**WHAT YOU NEED TO DO**
Write out, word for word, every line from the one where "Parse this screenshot: output" occurs to the final line of the entries, and nothing beyond them.

**DATA EXTRACT**
☆ ☆ ☆ ☆ ☆
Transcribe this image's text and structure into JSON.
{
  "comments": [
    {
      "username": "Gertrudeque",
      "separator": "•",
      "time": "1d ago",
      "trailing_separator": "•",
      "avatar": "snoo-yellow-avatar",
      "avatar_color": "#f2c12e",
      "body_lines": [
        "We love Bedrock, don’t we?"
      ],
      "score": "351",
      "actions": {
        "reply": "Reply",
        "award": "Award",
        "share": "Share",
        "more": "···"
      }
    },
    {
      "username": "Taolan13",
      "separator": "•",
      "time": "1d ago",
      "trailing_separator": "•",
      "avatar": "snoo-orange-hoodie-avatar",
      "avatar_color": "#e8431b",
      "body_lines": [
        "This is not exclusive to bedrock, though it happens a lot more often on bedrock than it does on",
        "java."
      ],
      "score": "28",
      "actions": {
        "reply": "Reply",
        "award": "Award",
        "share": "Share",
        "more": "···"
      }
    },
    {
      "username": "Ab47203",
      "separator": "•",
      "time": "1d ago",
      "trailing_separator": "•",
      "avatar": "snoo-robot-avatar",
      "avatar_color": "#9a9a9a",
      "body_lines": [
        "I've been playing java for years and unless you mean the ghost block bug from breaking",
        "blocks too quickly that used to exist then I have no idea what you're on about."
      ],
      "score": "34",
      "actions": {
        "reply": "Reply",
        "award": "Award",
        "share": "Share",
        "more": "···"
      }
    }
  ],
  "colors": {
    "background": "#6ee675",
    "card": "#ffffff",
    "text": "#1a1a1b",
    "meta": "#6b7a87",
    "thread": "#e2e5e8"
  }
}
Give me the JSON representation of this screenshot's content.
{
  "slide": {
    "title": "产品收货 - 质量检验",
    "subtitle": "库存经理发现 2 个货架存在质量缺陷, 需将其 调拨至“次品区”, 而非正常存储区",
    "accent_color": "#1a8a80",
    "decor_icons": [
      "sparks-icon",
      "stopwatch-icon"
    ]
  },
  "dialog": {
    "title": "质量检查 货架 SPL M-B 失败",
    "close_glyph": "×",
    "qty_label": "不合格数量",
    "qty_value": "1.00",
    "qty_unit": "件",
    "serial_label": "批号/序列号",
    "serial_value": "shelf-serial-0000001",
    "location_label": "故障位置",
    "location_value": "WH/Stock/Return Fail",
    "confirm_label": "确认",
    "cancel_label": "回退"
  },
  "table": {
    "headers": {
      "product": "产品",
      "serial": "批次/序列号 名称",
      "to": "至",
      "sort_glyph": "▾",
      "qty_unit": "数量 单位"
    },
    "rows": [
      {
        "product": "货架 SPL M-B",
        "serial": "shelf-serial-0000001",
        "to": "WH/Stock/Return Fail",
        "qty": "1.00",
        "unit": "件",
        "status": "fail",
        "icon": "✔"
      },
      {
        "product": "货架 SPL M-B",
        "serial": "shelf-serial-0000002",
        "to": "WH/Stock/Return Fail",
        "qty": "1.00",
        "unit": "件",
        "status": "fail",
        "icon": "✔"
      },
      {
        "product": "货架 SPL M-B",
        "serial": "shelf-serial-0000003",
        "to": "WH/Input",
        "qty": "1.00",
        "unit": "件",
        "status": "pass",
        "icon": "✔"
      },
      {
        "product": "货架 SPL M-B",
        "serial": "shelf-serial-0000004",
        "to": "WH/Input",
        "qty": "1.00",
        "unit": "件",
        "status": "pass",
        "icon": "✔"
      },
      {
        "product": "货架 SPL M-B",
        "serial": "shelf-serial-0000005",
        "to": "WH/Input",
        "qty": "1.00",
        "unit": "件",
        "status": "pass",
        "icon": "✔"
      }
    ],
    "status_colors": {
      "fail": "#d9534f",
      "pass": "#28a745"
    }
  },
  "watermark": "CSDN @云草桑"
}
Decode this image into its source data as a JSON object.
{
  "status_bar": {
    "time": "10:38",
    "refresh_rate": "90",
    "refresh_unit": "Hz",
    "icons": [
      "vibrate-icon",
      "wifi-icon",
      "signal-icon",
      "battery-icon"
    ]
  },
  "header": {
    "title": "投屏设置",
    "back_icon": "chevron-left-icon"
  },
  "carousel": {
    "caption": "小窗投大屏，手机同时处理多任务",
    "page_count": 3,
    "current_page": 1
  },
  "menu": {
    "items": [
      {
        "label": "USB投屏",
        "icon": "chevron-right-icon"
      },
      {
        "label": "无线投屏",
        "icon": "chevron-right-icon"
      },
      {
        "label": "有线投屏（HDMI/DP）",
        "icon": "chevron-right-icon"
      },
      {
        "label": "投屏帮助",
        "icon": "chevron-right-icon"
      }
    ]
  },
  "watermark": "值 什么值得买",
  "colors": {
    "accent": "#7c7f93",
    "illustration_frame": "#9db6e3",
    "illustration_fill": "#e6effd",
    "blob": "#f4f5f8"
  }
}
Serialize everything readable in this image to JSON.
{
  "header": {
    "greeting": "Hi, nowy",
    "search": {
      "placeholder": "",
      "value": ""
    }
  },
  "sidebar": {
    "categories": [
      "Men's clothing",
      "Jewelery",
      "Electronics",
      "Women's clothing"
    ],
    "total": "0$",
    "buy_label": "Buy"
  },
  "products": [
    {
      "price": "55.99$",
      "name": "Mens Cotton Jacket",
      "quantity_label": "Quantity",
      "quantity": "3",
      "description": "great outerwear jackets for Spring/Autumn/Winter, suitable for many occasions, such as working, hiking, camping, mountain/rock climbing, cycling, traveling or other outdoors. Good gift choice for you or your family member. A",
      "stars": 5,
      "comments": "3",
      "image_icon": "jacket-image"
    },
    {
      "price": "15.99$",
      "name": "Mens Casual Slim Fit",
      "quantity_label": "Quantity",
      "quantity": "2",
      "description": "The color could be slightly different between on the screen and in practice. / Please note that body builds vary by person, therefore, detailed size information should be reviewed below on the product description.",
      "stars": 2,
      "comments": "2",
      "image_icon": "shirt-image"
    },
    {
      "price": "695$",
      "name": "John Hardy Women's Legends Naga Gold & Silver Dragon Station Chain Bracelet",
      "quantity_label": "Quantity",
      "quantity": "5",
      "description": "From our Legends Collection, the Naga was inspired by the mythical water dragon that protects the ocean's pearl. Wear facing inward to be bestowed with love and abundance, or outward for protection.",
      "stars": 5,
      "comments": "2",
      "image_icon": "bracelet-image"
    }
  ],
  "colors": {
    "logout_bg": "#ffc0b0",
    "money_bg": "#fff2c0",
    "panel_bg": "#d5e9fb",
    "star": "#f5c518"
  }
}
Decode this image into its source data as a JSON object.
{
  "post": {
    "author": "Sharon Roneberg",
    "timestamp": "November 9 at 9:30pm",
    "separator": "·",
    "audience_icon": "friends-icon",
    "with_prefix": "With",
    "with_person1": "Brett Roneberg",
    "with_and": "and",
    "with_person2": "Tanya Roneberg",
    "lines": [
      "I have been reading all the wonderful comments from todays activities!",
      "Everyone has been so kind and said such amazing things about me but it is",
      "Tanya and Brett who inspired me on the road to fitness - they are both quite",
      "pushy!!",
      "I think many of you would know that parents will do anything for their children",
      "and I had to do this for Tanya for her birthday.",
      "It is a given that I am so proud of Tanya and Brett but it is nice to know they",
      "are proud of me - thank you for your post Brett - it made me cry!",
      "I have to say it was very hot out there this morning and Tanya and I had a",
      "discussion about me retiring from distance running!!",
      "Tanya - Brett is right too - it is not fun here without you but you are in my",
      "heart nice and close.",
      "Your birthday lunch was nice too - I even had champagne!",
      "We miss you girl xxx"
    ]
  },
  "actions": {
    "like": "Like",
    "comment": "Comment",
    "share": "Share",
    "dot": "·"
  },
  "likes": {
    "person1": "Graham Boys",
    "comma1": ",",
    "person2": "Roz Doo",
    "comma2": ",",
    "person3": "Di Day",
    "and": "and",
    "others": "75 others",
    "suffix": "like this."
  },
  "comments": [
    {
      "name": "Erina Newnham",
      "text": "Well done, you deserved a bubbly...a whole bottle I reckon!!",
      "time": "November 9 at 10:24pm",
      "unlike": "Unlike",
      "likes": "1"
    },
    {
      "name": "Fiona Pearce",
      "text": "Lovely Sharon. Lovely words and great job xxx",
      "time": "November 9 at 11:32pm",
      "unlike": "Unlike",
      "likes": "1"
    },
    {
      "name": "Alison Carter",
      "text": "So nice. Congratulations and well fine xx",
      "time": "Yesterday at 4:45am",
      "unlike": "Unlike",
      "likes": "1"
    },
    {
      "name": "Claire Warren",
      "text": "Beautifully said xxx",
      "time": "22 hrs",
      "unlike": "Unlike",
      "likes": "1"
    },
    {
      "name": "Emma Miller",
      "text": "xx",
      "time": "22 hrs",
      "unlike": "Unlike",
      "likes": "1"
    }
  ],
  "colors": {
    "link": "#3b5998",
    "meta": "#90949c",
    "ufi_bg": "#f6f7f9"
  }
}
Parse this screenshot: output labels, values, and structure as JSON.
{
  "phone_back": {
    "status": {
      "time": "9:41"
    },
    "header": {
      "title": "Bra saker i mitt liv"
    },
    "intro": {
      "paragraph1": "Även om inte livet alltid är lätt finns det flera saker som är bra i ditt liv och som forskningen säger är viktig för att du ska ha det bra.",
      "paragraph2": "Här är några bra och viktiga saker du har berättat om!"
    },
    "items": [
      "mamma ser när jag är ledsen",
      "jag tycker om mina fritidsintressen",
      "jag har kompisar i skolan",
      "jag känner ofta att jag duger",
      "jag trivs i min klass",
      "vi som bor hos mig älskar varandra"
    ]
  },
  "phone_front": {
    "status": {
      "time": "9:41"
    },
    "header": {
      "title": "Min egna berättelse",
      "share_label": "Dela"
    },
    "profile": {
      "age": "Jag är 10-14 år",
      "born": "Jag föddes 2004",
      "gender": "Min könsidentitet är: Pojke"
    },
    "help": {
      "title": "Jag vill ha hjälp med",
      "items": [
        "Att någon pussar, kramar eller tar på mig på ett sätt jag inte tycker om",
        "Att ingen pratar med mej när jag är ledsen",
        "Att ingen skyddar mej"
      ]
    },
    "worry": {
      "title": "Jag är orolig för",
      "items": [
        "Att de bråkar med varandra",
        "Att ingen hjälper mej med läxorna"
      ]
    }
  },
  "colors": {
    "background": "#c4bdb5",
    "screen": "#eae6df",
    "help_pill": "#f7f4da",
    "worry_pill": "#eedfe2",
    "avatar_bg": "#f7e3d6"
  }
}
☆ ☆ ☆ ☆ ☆
**RESULT**
Parse this screenshot: output labels, values, and structure as JSON.
{
  "phone_back": {
    "status": {
      "time": "9:41"
    },
    "header": {
      "title": "Bra saker i mitt liv"
    },
    "intro": {
      "paragraph1": "Även om inte livet alltid är lätt finns det flera saker som är bra i ditt liv och som forskningen säger är viktig för att du ska ha det bra.",
      "paragraph2": "Här är några bra och viktiga saker du har berättat om!"
    },
    "items": [
      "mamma ser när jag är ledsen",
      "jag tycker om mina fritidsintressen",
      "jag har kompisar i skolan",
      "jag känner ofta att jag duger",
      "jag trivs i min klass",
      "vi som bor hos mig älskar varandra"
    ]
  },
  "phone_front": {
    "status": {
      "time": "9:41"
    },
    "header": {
      "title": "Min egna berättelse",
      "share_label": "Dela"
    },
    "profile": {
      "age": "Jag är 10-14 år",
      "born": "Jag föddes 2004",
      "gender": "Min könsidentitet är: Pojke"
    },
    "help": {
      "title": "Jag vill ha hjälp med",
      "items": [
        "Att någon pussar, kramar eller tar på mig på ett sätt jag inte tycker om",
        "Att ingen pratar med mej när jag är ledsen",
        "Att ingen skyddar mej"
      ]
    },
    "worry": {
      "title": "Jag är orolig för",
      "items": [
        "Att de bråkar med varandra",
        "Att ingen hjälper mej med läxorna"
      ]
    }
  },
  "colors": {
    "background": "#c4bdb5",
    "screen": "#eae6df",
    "help_pill": "#f7f4da",
    "worry_pill": "#eedfe2",
    "avatar_bg": "#f7e3d6"
  }
}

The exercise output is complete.